Work to be completed: From the listing below, pull out all lines with "this" in them.

[[ The data, beginning ]]

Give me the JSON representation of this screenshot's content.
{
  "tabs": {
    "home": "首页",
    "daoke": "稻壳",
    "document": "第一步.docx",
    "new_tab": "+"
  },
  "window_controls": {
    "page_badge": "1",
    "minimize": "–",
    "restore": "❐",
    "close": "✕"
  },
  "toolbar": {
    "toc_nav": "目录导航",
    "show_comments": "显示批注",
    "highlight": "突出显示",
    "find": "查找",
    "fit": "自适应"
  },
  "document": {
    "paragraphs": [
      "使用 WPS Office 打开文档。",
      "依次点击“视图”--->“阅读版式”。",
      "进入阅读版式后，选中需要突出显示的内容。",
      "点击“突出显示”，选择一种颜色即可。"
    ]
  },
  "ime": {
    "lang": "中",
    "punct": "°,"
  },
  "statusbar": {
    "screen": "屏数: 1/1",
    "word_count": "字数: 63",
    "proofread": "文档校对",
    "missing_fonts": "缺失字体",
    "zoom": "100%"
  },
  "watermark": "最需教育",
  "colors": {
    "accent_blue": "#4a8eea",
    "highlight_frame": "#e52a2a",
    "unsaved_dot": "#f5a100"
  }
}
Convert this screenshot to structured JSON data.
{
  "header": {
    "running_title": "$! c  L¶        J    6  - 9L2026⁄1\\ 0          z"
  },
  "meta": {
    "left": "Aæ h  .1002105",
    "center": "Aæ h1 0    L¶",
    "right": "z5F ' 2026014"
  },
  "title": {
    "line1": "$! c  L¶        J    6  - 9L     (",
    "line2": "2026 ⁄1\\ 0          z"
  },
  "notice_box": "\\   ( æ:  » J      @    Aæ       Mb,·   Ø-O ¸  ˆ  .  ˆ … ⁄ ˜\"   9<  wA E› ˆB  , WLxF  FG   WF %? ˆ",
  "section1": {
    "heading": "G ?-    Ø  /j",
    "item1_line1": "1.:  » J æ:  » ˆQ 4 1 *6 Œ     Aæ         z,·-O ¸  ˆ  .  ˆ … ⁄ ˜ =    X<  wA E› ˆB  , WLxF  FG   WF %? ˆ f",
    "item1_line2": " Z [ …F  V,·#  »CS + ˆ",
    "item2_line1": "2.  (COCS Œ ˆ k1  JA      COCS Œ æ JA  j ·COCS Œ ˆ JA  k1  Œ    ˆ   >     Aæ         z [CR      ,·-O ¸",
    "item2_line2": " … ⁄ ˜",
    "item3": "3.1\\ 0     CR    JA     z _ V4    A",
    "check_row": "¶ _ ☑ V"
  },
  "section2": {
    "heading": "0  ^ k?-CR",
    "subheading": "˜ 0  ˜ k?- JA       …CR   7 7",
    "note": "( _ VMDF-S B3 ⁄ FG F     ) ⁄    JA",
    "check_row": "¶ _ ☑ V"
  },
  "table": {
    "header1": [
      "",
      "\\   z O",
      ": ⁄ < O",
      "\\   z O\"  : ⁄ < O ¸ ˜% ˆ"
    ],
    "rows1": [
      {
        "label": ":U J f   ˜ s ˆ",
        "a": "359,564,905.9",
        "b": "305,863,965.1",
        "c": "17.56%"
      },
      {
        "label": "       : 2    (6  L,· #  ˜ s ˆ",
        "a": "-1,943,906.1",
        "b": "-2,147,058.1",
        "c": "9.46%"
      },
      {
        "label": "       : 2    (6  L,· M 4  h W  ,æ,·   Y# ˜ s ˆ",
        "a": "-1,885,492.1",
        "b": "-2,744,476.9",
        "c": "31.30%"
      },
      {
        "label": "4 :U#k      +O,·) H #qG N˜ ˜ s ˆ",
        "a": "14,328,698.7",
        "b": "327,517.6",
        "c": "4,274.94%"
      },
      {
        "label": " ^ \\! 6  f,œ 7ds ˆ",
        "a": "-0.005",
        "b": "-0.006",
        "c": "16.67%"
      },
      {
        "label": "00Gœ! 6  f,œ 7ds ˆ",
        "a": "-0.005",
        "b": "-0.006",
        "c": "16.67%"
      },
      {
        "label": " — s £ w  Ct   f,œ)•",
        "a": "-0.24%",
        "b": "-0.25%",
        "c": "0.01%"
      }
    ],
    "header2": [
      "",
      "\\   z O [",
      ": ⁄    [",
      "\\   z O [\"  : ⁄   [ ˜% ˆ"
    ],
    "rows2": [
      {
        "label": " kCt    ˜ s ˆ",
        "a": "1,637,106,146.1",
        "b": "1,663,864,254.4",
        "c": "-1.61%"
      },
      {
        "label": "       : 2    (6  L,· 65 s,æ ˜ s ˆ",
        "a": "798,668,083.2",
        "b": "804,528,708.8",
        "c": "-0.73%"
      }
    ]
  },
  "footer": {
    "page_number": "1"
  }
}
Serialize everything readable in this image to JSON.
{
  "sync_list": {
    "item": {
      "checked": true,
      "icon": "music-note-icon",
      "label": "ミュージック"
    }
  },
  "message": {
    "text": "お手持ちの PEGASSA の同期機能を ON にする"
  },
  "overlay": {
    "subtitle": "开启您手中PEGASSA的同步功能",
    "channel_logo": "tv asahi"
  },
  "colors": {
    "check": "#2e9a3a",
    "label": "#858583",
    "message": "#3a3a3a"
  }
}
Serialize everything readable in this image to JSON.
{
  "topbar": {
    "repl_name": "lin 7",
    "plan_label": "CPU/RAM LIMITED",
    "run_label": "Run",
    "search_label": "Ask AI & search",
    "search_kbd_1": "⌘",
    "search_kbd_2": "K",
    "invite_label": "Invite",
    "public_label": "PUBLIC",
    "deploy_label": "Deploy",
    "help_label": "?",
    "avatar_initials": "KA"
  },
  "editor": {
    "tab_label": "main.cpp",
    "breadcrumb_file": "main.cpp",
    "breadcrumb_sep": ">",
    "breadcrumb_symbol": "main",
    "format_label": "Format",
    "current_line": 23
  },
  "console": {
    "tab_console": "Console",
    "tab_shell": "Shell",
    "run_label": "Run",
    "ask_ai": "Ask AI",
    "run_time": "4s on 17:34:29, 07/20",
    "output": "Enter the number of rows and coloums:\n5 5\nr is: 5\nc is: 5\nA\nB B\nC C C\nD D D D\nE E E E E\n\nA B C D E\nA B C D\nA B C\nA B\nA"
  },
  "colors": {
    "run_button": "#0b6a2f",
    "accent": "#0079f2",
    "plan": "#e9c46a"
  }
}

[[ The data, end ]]

Written solution:
Give me the JSON representation of this screenshot's content.
Convert this screenshot to structured JSON data.
Serialize everything readable in this image to JSON.
Serialize everything readable in this image to JSON.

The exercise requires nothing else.